Recorded data

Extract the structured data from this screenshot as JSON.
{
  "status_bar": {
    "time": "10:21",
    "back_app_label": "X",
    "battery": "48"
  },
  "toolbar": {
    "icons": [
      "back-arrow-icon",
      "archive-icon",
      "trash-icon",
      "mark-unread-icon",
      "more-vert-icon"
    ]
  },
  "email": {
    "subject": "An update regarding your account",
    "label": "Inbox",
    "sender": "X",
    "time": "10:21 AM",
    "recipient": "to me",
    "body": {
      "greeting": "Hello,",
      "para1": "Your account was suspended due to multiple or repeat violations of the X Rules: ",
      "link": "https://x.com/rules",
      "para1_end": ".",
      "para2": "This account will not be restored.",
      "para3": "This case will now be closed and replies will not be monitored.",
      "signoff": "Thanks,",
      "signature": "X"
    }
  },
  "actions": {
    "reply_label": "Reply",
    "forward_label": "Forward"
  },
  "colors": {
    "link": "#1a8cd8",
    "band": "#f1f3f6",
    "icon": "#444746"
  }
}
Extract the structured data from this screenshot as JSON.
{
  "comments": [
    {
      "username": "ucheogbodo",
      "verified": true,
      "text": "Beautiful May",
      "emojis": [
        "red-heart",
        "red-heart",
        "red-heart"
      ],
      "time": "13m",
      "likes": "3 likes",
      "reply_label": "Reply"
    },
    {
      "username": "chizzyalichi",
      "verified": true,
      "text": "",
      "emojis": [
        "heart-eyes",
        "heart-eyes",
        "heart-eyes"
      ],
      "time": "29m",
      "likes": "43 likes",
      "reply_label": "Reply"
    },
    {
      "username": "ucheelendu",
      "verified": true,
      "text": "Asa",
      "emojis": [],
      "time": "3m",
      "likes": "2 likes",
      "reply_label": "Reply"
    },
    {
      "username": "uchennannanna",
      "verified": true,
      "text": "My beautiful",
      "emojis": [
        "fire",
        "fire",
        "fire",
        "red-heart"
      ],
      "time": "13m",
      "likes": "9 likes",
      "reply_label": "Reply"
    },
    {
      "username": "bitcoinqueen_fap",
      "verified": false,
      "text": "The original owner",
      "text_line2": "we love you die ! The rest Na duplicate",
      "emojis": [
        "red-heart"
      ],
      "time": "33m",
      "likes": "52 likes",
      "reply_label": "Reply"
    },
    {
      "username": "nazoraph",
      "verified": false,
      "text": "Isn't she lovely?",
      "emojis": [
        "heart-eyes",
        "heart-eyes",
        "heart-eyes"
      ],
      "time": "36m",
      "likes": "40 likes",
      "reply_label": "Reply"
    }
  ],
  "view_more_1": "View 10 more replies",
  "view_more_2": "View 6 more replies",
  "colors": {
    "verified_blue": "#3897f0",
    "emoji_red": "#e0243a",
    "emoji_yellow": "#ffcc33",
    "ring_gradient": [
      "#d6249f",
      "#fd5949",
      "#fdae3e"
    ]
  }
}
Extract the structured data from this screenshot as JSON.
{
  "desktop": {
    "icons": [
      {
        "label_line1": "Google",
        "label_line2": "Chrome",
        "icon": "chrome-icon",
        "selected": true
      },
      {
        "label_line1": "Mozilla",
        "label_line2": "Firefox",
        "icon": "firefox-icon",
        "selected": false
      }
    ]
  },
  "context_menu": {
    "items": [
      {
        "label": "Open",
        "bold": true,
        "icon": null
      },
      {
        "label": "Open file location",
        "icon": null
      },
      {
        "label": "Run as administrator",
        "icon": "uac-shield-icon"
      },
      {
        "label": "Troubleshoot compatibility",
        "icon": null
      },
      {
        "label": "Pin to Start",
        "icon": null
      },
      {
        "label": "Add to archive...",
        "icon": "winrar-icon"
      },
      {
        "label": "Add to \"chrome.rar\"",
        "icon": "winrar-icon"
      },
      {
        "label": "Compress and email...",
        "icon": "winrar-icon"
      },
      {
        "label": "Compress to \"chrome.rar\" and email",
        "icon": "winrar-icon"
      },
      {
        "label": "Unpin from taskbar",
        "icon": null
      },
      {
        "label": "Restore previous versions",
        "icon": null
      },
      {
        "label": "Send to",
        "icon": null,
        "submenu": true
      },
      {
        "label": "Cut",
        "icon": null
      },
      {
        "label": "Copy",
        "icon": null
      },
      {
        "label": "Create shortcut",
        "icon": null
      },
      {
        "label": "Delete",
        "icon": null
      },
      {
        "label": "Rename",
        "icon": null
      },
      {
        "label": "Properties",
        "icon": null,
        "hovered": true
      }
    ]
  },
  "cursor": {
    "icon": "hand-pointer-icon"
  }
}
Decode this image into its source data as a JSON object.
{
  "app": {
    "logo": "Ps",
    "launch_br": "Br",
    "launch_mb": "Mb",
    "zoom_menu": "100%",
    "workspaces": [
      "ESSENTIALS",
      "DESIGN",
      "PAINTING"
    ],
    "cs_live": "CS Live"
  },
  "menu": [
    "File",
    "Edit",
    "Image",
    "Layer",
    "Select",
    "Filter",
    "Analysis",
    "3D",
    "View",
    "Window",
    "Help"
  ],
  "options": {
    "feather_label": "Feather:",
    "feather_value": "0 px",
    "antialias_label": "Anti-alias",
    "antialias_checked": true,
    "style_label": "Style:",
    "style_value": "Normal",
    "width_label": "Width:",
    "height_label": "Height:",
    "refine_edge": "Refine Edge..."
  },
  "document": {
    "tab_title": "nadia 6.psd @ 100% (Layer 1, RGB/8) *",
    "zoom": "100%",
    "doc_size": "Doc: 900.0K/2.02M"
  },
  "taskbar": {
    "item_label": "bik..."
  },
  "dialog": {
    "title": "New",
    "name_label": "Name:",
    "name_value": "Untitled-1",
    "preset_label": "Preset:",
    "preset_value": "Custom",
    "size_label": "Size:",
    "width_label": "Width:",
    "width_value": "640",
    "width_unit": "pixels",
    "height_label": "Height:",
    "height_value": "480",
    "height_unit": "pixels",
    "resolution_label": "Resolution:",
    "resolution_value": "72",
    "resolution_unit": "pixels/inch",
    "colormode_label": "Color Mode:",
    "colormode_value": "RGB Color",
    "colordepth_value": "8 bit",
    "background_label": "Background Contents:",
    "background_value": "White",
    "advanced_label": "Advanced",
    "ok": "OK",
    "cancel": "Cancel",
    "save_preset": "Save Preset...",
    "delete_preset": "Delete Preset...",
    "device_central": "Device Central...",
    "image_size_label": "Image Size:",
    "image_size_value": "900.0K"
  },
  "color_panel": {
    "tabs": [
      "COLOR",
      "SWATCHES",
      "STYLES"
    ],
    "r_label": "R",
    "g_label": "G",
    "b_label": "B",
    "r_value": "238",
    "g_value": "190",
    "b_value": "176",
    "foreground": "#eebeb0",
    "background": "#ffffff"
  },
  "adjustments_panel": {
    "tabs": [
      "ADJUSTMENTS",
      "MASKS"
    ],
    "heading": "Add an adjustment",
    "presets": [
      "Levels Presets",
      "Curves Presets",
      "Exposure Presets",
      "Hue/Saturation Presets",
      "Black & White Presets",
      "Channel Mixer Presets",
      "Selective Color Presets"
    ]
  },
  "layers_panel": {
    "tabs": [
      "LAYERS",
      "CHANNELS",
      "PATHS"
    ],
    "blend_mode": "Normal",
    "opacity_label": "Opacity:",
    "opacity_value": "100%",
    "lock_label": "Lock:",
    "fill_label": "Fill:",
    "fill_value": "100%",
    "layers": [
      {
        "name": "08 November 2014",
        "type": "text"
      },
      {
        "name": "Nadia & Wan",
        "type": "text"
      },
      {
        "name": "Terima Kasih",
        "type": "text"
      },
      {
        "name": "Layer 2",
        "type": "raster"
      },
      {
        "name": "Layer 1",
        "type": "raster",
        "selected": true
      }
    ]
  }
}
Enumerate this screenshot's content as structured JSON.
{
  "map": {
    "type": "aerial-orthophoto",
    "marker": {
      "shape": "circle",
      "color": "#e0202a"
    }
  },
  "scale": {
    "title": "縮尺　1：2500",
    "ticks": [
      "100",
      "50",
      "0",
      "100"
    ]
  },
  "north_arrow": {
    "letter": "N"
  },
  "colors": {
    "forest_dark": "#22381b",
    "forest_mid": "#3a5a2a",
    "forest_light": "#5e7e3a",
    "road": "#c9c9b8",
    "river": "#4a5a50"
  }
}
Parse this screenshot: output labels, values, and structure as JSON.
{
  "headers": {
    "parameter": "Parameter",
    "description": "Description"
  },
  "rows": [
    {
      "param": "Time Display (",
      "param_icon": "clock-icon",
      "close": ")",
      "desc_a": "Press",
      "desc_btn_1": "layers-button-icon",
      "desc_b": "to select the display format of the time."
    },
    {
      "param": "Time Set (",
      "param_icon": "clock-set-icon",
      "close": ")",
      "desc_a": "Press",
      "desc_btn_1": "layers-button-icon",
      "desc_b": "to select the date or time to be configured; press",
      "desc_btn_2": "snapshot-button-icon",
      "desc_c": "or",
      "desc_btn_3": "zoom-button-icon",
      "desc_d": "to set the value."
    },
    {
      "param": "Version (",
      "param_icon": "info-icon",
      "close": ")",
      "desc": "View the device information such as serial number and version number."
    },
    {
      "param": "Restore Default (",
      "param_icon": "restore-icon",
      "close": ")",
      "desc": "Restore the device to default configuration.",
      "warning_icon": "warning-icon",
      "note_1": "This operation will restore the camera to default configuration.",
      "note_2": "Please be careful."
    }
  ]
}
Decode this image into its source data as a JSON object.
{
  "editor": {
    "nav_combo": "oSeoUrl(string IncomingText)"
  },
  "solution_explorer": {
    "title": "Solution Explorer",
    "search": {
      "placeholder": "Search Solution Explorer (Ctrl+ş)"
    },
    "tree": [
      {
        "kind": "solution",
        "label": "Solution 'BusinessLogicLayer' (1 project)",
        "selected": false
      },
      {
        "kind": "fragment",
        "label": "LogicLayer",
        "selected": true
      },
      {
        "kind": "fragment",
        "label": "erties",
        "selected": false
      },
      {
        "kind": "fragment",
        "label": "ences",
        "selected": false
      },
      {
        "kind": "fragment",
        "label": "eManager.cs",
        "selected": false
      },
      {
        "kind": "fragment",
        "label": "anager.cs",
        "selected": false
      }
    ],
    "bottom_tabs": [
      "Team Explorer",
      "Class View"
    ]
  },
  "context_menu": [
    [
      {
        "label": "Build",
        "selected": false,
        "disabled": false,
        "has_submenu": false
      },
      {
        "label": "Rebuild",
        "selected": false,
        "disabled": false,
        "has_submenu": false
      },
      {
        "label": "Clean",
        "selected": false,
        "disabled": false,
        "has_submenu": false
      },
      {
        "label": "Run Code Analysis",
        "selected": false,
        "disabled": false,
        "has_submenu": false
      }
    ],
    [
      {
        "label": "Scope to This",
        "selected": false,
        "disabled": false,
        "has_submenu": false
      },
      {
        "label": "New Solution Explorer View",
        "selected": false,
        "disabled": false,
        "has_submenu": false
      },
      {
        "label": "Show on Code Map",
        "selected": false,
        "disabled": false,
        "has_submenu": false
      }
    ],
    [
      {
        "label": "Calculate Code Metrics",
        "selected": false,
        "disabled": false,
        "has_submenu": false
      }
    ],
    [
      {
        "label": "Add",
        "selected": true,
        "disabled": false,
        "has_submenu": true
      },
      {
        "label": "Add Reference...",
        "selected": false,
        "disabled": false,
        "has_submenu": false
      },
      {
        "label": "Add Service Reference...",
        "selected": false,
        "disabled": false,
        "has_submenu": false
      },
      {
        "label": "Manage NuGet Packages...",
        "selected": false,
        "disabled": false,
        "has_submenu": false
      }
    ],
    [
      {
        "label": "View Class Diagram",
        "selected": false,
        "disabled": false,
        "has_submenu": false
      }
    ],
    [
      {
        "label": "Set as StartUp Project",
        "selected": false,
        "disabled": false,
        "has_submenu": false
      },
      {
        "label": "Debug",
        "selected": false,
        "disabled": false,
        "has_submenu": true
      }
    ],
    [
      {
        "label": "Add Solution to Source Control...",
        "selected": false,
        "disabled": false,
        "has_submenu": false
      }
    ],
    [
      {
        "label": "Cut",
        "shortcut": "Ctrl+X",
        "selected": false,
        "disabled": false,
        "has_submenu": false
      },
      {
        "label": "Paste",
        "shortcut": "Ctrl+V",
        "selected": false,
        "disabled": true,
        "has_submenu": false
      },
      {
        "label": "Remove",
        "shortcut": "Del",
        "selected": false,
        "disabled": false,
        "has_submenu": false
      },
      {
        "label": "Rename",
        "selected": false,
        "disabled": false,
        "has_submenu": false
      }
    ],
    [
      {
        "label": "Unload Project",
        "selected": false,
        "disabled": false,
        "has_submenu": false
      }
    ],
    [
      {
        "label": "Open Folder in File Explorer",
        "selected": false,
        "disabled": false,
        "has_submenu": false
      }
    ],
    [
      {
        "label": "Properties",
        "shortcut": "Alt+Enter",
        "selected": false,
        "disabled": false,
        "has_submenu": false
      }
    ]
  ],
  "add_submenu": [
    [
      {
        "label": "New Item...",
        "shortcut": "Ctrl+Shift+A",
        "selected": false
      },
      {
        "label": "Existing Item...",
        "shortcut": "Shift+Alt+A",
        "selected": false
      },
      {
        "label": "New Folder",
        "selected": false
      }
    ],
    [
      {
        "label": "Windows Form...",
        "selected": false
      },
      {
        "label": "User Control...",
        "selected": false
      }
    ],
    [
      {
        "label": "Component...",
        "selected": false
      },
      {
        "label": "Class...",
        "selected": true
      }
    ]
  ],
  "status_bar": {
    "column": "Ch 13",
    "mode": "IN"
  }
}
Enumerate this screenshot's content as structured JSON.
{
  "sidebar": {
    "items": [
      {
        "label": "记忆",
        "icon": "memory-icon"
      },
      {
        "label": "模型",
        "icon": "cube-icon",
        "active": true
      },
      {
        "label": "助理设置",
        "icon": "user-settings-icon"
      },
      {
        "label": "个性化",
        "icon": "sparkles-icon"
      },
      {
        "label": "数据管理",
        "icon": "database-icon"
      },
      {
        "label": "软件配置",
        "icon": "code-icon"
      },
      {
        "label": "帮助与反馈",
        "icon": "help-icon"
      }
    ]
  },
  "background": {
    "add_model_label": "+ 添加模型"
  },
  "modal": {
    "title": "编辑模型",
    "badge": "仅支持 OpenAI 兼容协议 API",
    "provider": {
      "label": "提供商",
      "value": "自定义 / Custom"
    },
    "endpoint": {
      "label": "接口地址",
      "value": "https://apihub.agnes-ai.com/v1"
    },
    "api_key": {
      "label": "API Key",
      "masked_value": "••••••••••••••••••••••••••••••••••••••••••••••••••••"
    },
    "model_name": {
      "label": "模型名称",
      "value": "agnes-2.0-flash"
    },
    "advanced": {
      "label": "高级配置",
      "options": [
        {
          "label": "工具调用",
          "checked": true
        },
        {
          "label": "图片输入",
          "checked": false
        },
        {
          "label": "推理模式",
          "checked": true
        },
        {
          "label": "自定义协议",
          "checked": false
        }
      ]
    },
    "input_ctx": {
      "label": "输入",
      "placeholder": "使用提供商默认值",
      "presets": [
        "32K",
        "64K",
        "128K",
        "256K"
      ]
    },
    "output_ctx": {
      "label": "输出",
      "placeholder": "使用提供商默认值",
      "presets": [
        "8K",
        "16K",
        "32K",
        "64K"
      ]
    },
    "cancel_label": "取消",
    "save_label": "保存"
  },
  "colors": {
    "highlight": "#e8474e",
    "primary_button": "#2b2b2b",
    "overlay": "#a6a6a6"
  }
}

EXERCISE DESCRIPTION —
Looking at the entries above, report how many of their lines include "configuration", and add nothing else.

WRITTEN ANSWER —
2